Things are not wrapped up neatly at the end of “Forest Dark.” Readers are left with a lack of clarity.

I wouldn’t say it’s about a lack of clarity. Clarity is important to me. It’s about a lack of maybe certainty, or leaping to certainty when we can’t know for sure. All my books, but this one more alertly, are about the necessity and advantage of being able to sustain uncertainty, of being able to exist in contradictions and study them and absorb them. It’s about living with enigmas and things that are mysteries to us, rather than rejecting them wholesale and just trying to replace them with a certainty that is easier and more convenient. Certainty can be a kind of blindness. It often is.

Nicole Krauss signs books at ‘Forest Dark’ Hebrew edition launch event, Jerusalem, November 28, 2017 (Ido Peretz)

Some reviewers have been oblivious to any connection between the parallel narratives in the novel. 

It so surprises me, because [the two narratives] are true parts of a whole. They are connected on every single page. The subterranean connections between them are endless, and they reflect back and forth off each other infinitely. Neither story is complete without the other.

I guess its because we live in a culture that puts such an emphasis on the topmost level of plot. But to me as a writer, how a character moves through time and space is only the topmost level. What is really happening is happening underneath. And the only way I can give you that is by reverberating these two stories off of each other. A lot of what we think of as the magic of literature is that it works over a long period of time after we’ve read the book. It takes time to sift down into us.
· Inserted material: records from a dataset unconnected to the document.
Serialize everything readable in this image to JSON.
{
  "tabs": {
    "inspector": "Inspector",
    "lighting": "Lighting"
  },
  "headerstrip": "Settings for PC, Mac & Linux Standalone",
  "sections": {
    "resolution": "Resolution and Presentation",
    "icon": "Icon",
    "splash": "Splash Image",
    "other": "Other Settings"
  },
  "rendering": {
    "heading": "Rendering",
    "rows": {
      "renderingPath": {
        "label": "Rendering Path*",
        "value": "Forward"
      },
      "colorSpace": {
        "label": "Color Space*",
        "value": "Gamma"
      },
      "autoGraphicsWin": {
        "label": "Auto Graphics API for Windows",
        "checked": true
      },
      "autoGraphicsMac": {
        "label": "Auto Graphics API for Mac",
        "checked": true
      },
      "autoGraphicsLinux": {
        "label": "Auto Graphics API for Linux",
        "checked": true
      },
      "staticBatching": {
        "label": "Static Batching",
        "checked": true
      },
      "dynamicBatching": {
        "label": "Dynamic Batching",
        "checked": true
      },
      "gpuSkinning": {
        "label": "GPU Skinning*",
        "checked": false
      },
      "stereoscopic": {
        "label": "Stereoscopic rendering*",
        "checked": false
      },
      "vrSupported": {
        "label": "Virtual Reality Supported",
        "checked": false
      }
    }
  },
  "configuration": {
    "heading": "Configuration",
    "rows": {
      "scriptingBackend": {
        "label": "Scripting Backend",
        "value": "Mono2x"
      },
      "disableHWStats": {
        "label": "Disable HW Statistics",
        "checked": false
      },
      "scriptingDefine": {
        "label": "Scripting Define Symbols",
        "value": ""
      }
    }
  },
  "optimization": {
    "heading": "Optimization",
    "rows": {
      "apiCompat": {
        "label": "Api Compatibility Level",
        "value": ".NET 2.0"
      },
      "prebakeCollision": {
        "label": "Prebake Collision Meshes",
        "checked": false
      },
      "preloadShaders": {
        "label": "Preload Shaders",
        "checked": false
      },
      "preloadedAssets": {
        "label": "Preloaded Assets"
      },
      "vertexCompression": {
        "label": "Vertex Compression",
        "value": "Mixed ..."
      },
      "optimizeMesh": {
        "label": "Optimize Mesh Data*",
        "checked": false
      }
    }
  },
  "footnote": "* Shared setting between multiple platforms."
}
What prompted you to imagine a fictional alternative ending to Franz Kafka’s life? 

What interests me in taking Kafka and giving him a life different than the one he had historically was this feeling that the story we have been given about Kafka was written by Max Brod. It was a narrative about this martyr who couldn’t find a way to escape all of the things that were imprisoning him in this world — his overbearing father, his work at the insurance company instead of having time for his writing, his physical fragility. But actually to read Kafka is to understand that he fundamentally escaped,  because nearly 100 years later were are still reading him and trying to understand him. And in a more literal way, his writing is about a kind of sublime escape.

In fiction you want to give a new story, a story that might be more authentic than history or reality allows for. I wanted to tell a story of Kafka’s escape. The same Kafka — but to look at him as though he escaped in life as I think he has on the page.

Franz Kafka in 1906 (photo credit: public domain)
Franz Kafka in 1906 (public domain)

How do you feel about others creating narratives about you, often labeling you as a “Jewish-American writer?”

I don’t really mind very much what the prevailing narrative out there is about me, because I am a writer and I have the last word. It’s a lot to have the last word. I’m ambivalent about it in some ways. I know that in the end my books have the last word about who I am, and all the subtlety there that refuses to be pigeonholed. “Jewish,” “American” — what am I? It’s hard to say. Whatever the passing idea in any given newspaper article or profile, it’s okay with me because it doesn’t affect how I work.

read more:
Never miss breaking news on Israel
Get notifications to stay updated
You're subscribed